Nothing is sacred. While the Islamic Brits are portrayed as incompetent screw-ups, the English populace isn’t shown much better when Craig Parkinson’s Matt, a co-worker of Omar, buys any line fed to him and Julia Davis’s Alice, a neighbor, is on drugs or something to make her vacant stares oblivious to the metal bolts and bottles of peroxide littering their apartment. Even Benedict Cumberbatch’s hostage negotiator is shown trying to talk a bomber down by conversing about sex while the police arrest a study group in traditional Muslim garb instead of the actual contemporary terrorists. But that is what makes the film funny in its absurd look at terrorism. The world portrayed is farcical; to think any of this could happen is a sign that you don’t have a sense of humor—Morris and the other filmmakers make a man blowing up after tripping over sheep hysterical in the context of what had been happening.

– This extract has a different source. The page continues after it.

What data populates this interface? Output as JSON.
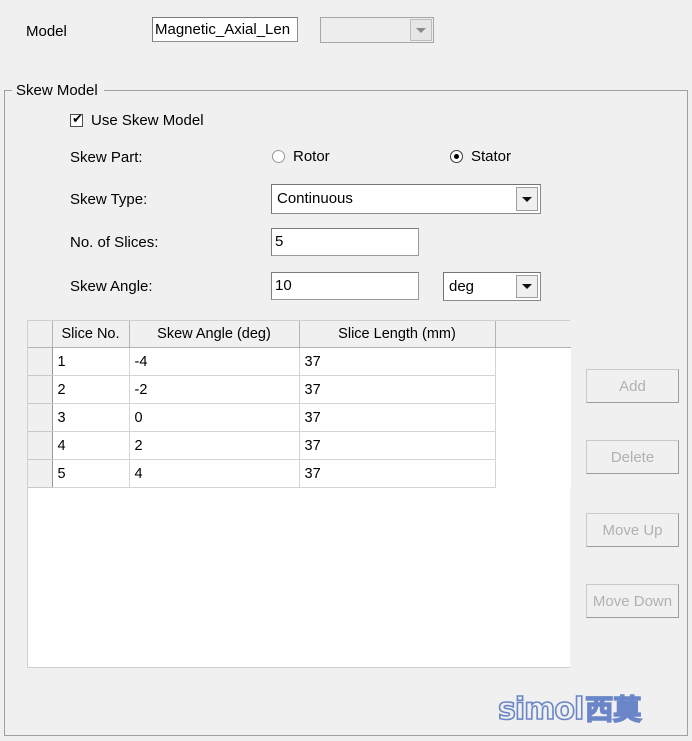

The simple fact four men ready to explode amidst a crowd of non-believers would run so fearfully of death carrying explosive materials shows the joke of it all. And having Omar’s son excitedly wonder if Simba will bomb Scar and his herd in the bedtime story just shows our viewpoint of Islamic education to its extreme.
Four Lions has flaws, for sure, but the comedy more than makes up for its lack of sophistication. Scenes may seem as though merely a string of sketches attached together to coherently enhance a plot, but their success rate at creating laughs proves the process’s worth. Once you begin to add reality into such a film, you risk alienating its audience by becoming too silly for the serious subject or too weighty for the romp. You can’t go into the film with baggage or thoughts on decency since Morris is on a mission to throw decency out the window. The film is not without moments of humanity—Omar does care about his friends and wants to make sure they join his cause pure of heart—necessary to allow us to believe in the emotional turmoil cropping up at the end. People do blow up and casualties do mount, but it is all for the endgame of laughs. So, give the film a chance for risking to mock a subject most wouldn’t dare joke about, let yourself be free to laugh at terrorism since we’ve spent way too much time crying from it, and realize that in no world would a Wookie ever be considered a bear.
Four Lions 8/10 | ★ ★ ★
 Nigel Lindsay as Barry, Kayvan Novak as Waj and Arsher Ali as Hassan
 Adeel Akhtar as Faisal
 Kayvan Novak, Arsher Ali, Riz Ahmed and Nigel Lindsay in Drafthouse Films’ Four Lions (2010)